> [RECORDS SUPPLIED]
========================================================================
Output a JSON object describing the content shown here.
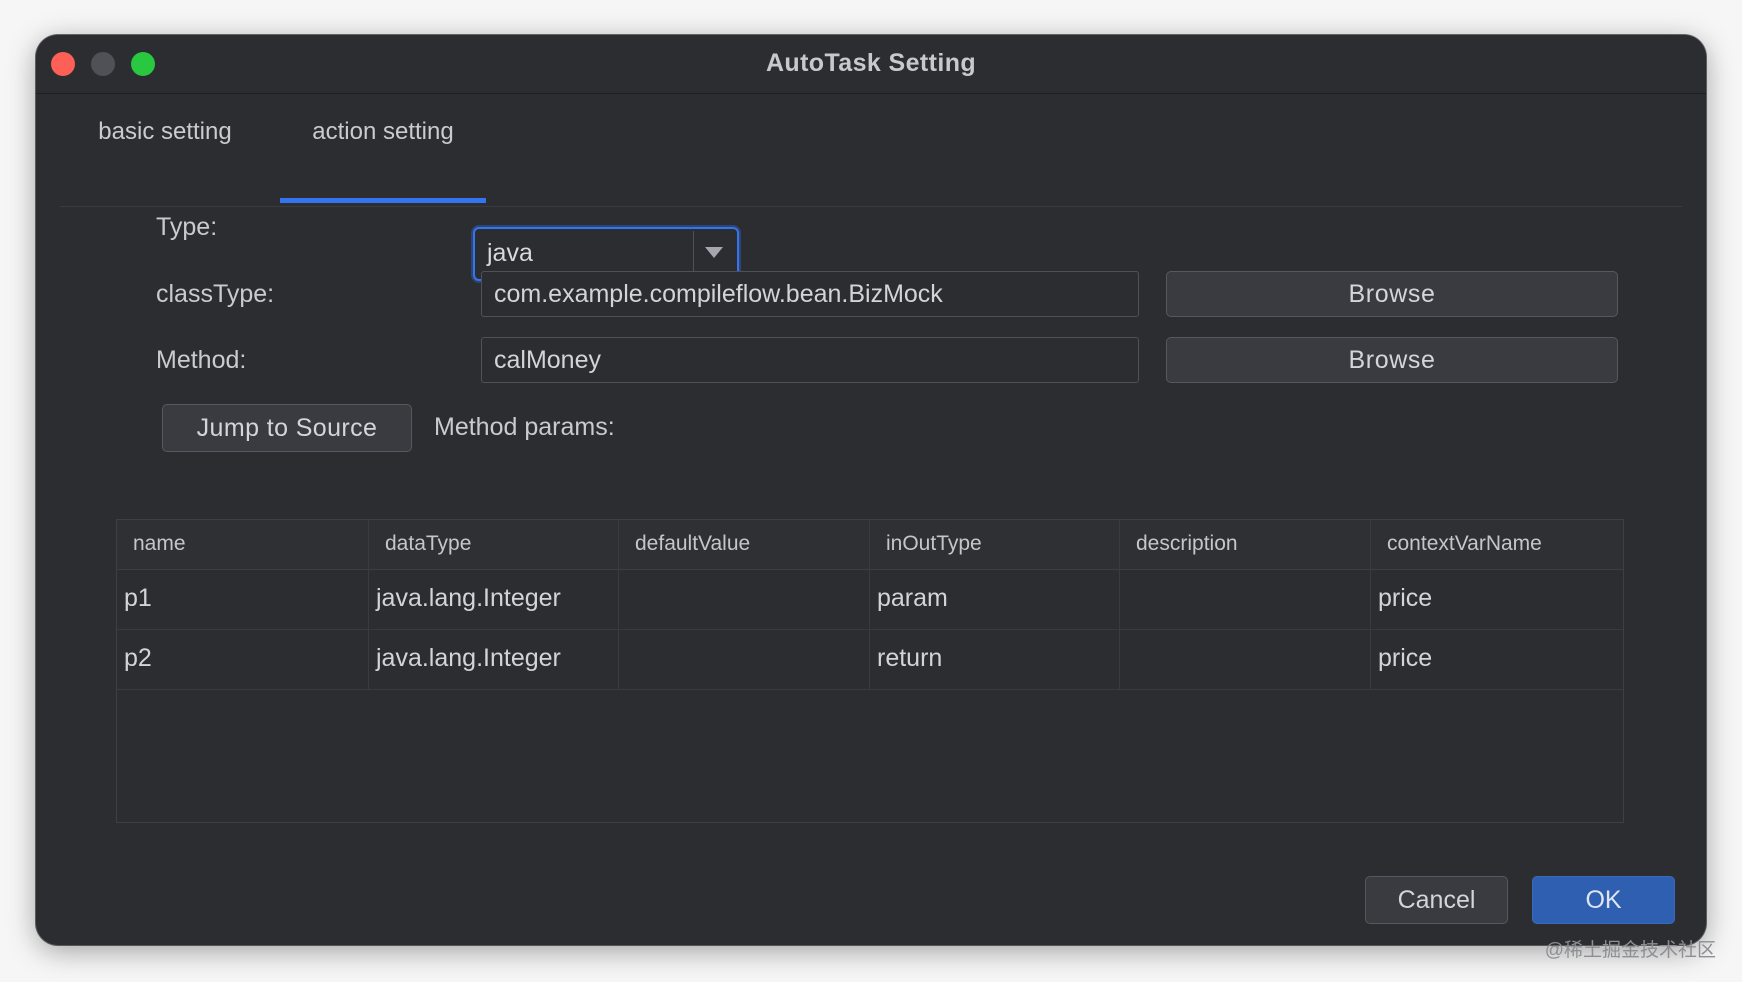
{
  "window": {
    "title": "AutoTask Setting"
  },
  "tabs": [
    {
      "label": "basic setting",
      "active": false
    },
    {
      "label": "action setting",
      "active": true
    }
  ],
  "form": {
    "type_label": "Type:",
    "type_value": "java",
    "classtype_label": "classType:",
    "classtype_value": "com.example.compileflow.bean.BizMock",
    "method_label": "Method:",
    "method_value": "calMoney",
    "browse_label": "Browse",
    "jump_to_source_label": "Jump to Source",
    "method_params_label": "Method params:"
  },
  "params_table": {
    "columns": [
      "name",
      "dataType",
      "defaultValue",
      "inOutType",
      "description",
      "contextVarName"
    ],
    "rows": [
      [
        "p1",
        "java.lang.Integer",
        "",
        "param",
        "",
        "price"
      ],
      [
        "p2",
        "java.lang.Integer",
        "",
        "return",
        "",
        "price"
      ]
    ]
  },
  "footer": {
    "cancel_label": "Cancel",
    "ok_label": "OK"
  },
  "watermark": "@稀土掘金技术社区",
  "colors": {
    "accent": "#3574f0",
    "ok_button": "#2f5fb0",
    "window_bg": "#2b2d30",
    "close": "#fe5f57",
    "maximize": "#28c840"
  }
}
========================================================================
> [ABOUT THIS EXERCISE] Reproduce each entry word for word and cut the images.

> [RESPONSE AREA]
Output a JSON object describing the content shown here.
{
  "window": {
    "title": "AutoTask Setting"
  },
  "tabs": [
    {
      "label": "basic setting",
      "active": false
    },
    {
      "label": "action setting",
      "active": true
    }
  ],
  "form": {
    "type_label": "Type:",
    "type_value": "java",
    "classtype_label": "classType:",
    "classtype_value": "com.example.compileflow.bean.BizMock",
    "method_label": "Method:",
    "method_value": "calMoney",
    "browse_label": "Browse",
    "jump_to_source_label": "Jump to Source",
    "method_params_label": "Method params:"
  },
  "params_table": {
    "columns": [
      "name",
      "dataType",
      "defaultValue",
      "inOutType",
      "description",
      "contextVarName"
    ],
    "rows": [
      [
        "p1",
        "java.lang.Integer",
        "",
        "param",
        "",
        "price"
      ],
      [
        "p2",
        "java.lang.Integer",
        "",
        "return",
        "",
        "price"
      ]
    ]
  },
  "footer": {
    "cancel_label": "Cancel",
    "ok_label": "OK"
  },
  "watermark": "@稀土掘金技术社区",
  "colors": {
    "accent": "#3574f0",
    "ok_button": "#2f5fb0",
    "window_bg": "#2b2d30",
    "close": "#fe5f57",
    "maximize": "#28c840"
  }
}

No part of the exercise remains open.